START Records

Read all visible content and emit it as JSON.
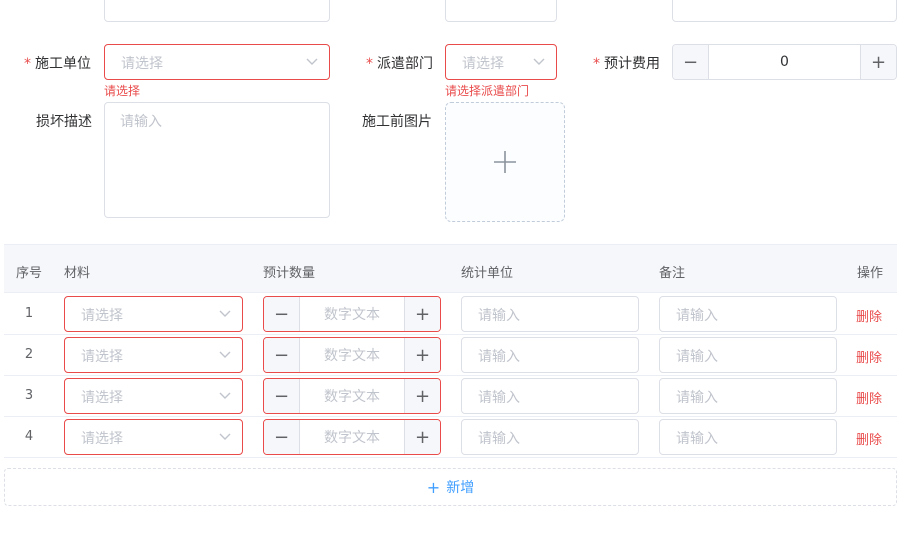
{
  "form": {
    "construction_unit": {
      "label": "施工单位",
      "placeholder": "请选择",
      "error": "请选择"
    },
    "dispatch_dept": {
      "label": "派遣部门",
      "placeholder": "请选择",
      "error": "请选择派遣部门"
    },
    "estimated_cost": {
      "label": "预计费用",
      "value": "0",
      "minus": "−",
      "plus": "+"
    },
    "damage_desc": {
      "label": "损坏描述",
      "placeholder": "请输入"
    },
    "pre_images": {
      "label": "施工前图片"
    }
  },
  "table": {
    "headers": {
      "index": "序号",
      "material": "材料",
      "qty": "预计数量",
      "unit": "统计单位",
      "remark": "备注",
      "action": "操作"
    },
    "rows": [
      {
        "index": "1",
        "material_ph": "请选择",
        "qty_ph": "数字文本",
        "unit_ph": "请输入",
        "remark_ph": "请输入",
        "delete": "删除"
      },
      {
        "index": "2",
        "material_ph": "请选择",
        "qty_ph": "数字文本",
        "unit_ph": "请输入",
        "remark_ph": "请输入",
        "delete": "删除"
      },
      {
        "index": "3",
        "material_ph": "请选择",
        "qty_ph": "数字文本",
        "unit_ph": "请输入",
        "remark_ph": "请输入",
        "delete": "删除"
      },
      {
        "index": "4",
        "material_ph": "请选择",
        "qty_ph": "数字文本",
        "unit_ph": "请输入",
        "remark_ph": "请输入",
        "delete": "删除"
      }
    ],
    "stepper_minus": "−",
    "stepper_plus": "+",
    "add_label": "新增",
    "add_plus": "+"
  },
  "colors": {
    "error": "#e94b4b",
    "primary": "#409eff",
    "border": "#dcdfe6"
  }
}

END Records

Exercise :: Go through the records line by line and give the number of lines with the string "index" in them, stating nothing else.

Answer section :: 5